The Wakalah fee may be defined upfront (generally in the range of 20% to 35% of the contributions) and transferred to the shareholders’ account. The remaining portion of the contributions is transferred to the Takaful account, which is used to pay claims, re-Takaful costs, etc. The surplus is then allocated 100% for the benefit of the participants.
Generally a portion of the surplus is retained as a contingency reserve and the balance distributed to participants in proportion to their contributions (to those who have not claimed, although other methods are also applicable). In the case of a deficit, the shareholders would be required to give a Qard Hasnah to the participants to pay for the deficit (as recovery from the participants may not be practical), which may be returned from future surpluses (should these arise). The shareholders are responsible for all expenses of management, marketing, etc, and their earnings come from expenses, as they are less than the fee and the investment income share as a mudarib for the Takaful fund and investment income on the shareholders’ funds.
(ii) This gives rise to issues such as inheritance (it is not possible to measure the share of surplus in the pool at time of death) and zakat in the case of death of the person, as the donation is a conditional gift.
(iii) The relationship is between the participants and the operator and also amongst the participants (exchange of gift for a gift). This also creates doubts about the contract becoming a contract of compensation.
(iv) Qard Hasnah is an obligation on shareholders which will be returned by future generations, different from those who gave rise to the deficit, as the participants keep changing on a continuous basis.
(v) Contingency reserves may not be equitable between generations as the operator is likely to also hold higher proportionate reserves in the early years for future contingencies.
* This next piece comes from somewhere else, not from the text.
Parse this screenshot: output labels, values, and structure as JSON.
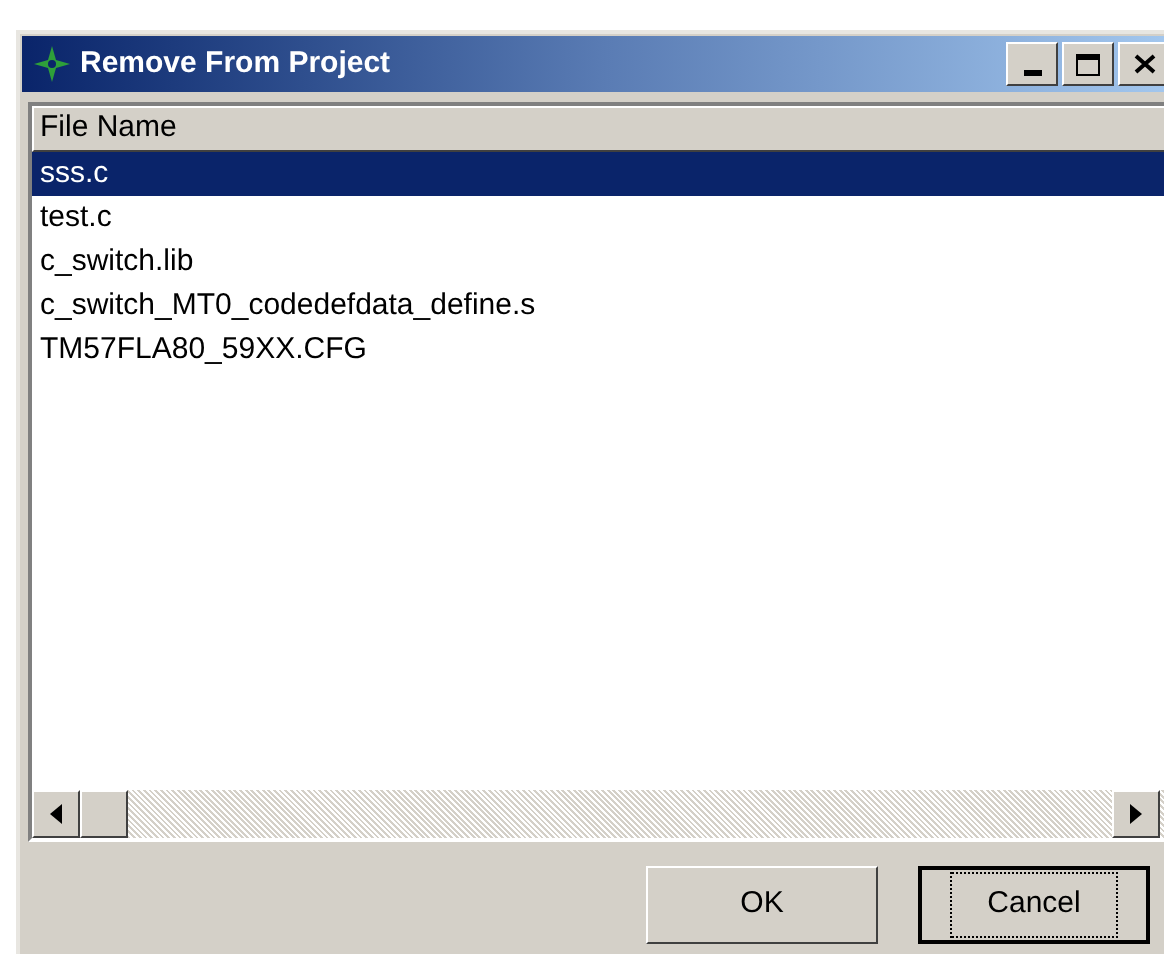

Since the participants keep changing on a continuous basis, it leads to an inter-generational equity issue. In a pure pooling arrangement, one should be able to call on members to actually contribute more in case of a deficit on a pro rata basis. This is not seen as practical in retail commercial insurance and therefore alternative solutions may be explored.
(vi) The wakeel should not be the guarantor of the participants whom he represents.
These concerns were not considered to be serious and it was proposed to look for solutions to these issues within the Wakalah model, as in principle this model was well accepted by most scholars from a Shariah perspective. The proposed refinements are discussed next, referred to as “Wakalah with Waqf fund.”
Waqf may be set up as a separate Shariah entity which has the ability to accept ownership or make someone the owner of any asset. The Waqf entity may be registered if there are no legal issues, else this is not required. The objectives of the Waqf fund are to provide relief to participants against defined losses, as per the rules of the Waqf fund.
Many examples of cash Waqf funds exist, for instance to give interest-free loans, or money given to manage where the returns may be used for social benefits, as defined by the Waqf rules. The fund may be managed on a commercial basis for a fee by a fund manager or administrator appointed for this purpose. I understand that the Islamic Development Bank operates several Waqf funds for different social purposes.
A conventional insurance contract is a contract between two parties where there is an offer and an acceptance, and therefore a Aqd-e-Moawza. The shareholders become the owners of the premiums, against which they take on the obligation to pay claims. In the case of Waqf, the tabarru’ becomes a part of the Waqf fund, which becomes the owner and not the operator.
In a typical Wakalah contract, the tabarru’ or hiba is not complete, as it is conditional on being used to pay claims, and there is a element of surplus which may come back to the participants. From a Shariah perspective, proportionate ownership therefore remains with the participants to the extent of the funds not utilized for claims.
The original donation of the Waqf fund needs to be invested in a very safe Shariah compliant investment and its returns used for the benefit of the participants, the idea being that the Waqf fund should remain intact.
For different lines of Takaful services (or different types of risks), more than one Waqf fund can be formed with the shareholders’ money to form a Waqf fund further allocated into different portions to form separate Waqf funds for different lines of Takaful services.
The rate of donation is as appropriate to the risk of the participants’ assets as per actuarial and underwriting principles applicable.
This reserve would also be the property of the Waqf fund and the profit received on it would be treated as property of Waqf fund. With the help of this fund, Waqf may compensate the current as well as future participants. The Waqf fund would not need to refund the reserve to the participants in any given period of time.
(i) For performing services, the company would be eligible to take a defined remuneration, which would be deducted from the Waqf fund.
(ii) As mudarib by sharing in the investment profits OR as agent for investment by taking service charges.
(iii) By investing the money of the shareholders and earning profits.
From this remuneration, the company would bear the expenses related to the salaries of its employees, rents and other administrative expenses, as well as initial expenses related to setting up.
The refinements to the Wakalah model discussed above in principle follow the same approach as under a typical Wakalah model, but with some amendments to address some of the concerns and doubts identified by Shariah scholars. It is thought that these refinements address these concerns and at the same time should not be difficult to implement.
The author is a Fellow of the Society of Actuaries, and director and actuary at SHMA Private Limited, Pakistan. He can be contacted by email on: